"There is a growing interest in the role that design can play in catalysing, harnessing, spreading and scaling social innovation around the world. This is expressed in two key ways:
> by a growing number of professional designers and design disciplines applying their skills to addressing social issues; and
> by the adoption of design tools, techniques and methods by a growing number of other disciplines focused on developing social innovation.
Perhaps the most recognisable facet of this interest has been the rise of 'design thinking' not only in business, but increasingly in public service and policy fields. Fuelled by design agencies such as IDEO in the US, non-profit bodies such as the Design Council in the UK, and education institutions such as Stanford's 'd.school', design thinking has begun to be recognised as a key ingredient underpinning innovation (whether that be social innovation or not). Indeed, according to Sir George Cox, past chairman of the Design Council, design is what bridges creativity (the generation of new ideas) and innovation (the successful implementation of new ideas). In other words, design could be described as:
'the human power to conceive, plan, and realize products that serve human beings in the accomplishment of any individual or collective purpose' (Richard Buchanan, 2001)."

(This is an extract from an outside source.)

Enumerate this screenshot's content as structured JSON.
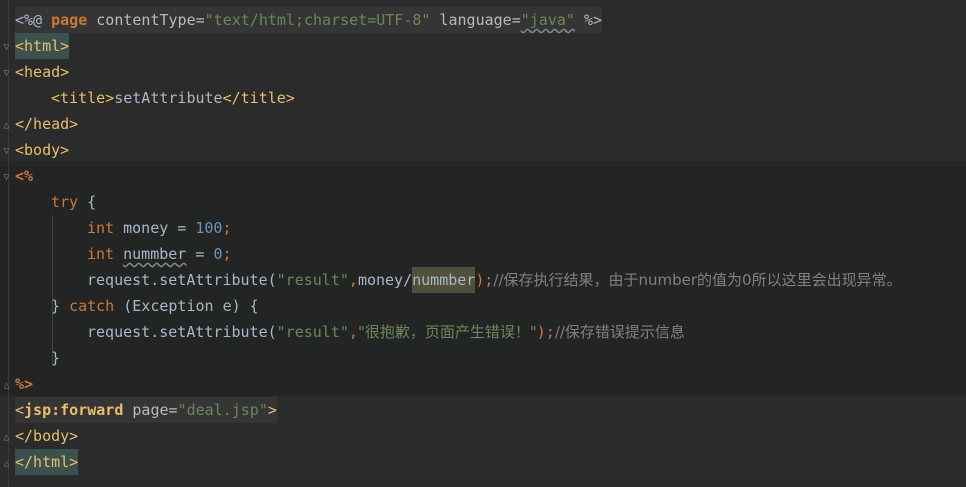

(Ingrid Burkett, Knowledge Connect)
Fig.1 AT.AW [http://www.at-aw.com]
"Good doctors use both individual clinical expertise and the best available external evidence, and neither alone is enough. Without clinical expertise, practice risks becoming tyrannised by evidence, for even excellent external evidence may be inapplicable to or inappropriate for an individual patient. Without current best evidence, practice risks becoming rapidly out of date, to the detriment of patients."
(Sackett et al. 312 (7023): 71 -- BMJ)